● **Exercise data**
[Start of section]

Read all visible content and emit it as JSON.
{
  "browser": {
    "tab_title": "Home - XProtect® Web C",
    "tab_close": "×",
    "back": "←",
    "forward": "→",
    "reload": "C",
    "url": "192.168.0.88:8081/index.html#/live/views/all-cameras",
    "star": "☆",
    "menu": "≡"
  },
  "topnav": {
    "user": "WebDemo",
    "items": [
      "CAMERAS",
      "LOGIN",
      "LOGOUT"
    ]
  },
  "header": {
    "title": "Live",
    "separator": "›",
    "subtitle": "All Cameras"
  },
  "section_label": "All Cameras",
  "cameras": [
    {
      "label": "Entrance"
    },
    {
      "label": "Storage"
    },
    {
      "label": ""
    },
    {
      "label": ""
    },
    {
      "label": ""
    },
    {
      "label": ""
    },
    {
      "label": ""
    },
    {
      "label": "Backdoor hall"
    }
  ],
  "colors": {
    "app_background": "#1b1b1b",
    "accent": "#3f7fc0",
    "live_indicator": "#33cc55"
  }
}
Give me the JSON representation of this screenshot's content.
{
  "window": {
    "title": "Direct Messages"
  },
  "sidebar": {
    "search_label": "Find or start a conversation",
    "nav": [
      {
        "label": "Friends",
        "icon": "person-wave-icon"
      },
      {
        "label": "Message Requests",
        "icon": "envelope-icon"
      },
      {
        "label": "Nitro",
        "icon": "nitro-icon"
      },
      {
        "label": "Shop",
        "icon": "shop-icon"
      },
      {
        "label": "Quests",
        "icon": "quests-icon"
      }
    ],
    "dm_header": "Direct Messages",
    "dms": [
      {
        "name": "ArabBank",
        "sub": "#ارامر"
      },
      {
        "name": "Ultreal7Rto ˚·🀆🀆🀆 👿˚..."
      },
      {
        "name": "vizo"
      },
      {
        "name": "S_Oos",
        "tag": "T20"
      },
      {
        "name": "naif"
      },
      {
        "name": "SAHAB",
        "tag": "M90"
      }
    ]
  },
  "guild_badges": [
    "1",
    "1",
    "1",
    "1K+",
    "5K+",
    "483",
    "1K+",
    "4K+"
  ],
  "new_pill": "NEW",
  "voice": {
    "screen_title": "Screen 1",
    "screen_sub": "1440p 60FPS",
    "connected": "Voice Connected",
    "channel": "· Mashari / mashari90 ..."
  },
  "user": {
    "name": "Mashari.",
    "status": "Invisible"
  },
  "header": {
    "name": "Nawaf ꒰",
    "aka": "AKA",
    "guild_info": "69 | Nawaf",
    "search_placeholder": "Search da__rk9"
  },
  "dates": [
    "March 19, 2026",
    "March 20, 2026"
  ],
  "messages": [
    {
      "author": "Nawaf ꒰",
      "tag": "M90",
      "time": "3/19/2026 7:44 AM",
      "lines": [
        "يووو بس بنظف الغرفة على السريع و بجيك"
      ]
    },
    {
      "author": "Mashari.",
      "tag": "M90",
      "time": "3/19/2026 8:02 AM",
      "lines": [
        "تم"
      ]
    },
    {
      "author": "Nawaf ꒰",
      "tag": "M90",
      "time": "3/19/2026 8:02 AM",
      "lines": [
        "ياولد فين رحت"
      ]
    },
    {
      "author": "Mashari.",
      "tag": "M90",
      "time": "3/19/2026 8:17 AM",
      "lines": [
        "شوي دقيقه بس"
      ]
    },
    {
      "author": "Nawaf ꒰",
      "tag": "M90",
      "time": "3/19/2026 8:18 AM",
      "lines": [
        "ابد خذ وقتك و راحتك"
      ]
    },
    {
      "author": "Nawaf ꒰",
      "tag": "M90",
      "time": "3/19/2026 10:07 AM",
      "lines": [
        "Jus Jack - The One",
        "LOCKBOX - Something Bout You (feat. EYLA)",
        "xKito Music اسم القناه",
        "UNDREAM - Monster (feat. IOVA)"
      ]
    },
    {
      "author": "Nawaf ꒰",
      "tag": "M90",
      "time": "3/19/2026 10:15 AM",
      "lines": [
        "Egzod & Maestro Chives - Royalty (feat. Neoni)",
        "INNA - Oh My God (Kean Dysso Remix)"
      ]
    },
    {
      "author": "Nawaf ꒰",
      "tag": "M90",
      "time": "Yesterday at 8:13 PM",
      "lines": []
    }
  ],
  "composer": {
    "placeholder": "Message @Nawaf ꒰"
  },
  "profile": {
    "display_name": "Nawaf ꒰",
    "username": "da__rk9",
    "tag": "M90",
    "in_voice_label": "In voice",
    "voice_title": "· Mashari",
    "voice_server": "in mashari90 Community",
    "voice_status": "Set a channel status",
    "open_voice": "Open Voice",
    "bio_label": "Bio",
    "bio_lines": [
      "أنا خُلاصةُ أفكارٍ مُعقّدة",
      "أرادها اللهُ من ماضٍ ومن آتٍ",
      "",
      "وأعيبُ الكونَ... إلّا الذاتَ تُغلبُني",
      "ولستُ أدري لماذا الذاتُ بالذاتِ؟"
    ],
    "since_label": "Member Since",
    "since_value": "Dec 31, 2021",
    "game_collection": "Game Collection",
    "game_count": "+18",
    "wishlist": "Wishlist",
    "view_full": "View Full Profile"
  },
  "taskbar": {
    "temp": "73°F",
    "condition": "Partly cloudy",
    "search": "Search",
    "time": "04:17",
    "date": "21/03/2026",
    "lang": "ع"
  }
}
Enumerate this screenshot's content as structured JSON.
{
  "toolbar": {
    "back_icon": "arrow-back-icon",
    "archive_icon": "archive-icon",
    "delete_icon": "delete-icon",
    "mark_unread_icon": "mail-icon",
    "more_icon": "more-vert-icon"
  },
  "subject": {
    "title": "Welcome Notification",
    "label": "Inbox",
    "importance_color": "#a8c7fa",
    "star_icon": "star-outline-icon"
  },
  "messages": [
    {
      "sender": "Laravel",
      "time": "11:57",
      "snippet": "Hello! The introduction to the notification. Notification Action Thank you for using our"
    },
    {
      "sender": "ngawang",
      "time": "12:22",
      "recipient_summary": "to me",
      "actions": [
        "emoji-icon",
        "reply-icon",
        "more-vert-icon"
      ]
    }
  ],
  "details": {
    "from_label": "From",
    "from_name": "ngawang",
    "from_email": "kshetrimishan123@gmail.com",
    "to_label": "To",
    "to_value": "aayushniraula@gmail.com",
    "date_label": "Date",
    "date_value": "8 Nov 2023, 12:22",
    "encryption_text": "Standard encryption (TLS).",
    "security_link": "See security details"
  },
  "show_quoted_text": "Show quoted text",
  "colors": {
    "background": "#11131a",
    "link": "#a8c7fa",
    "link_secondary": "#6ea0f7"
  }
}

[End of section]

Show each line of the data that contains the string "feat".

● **Exercise solution**
        "LOCKBOX - Something Bout You (feat. EYLA)",
        "UNDREAM - Monster (feat. IOVA)"
        "Egzod & Maestro Chives - Royalty (feat. Neoni)",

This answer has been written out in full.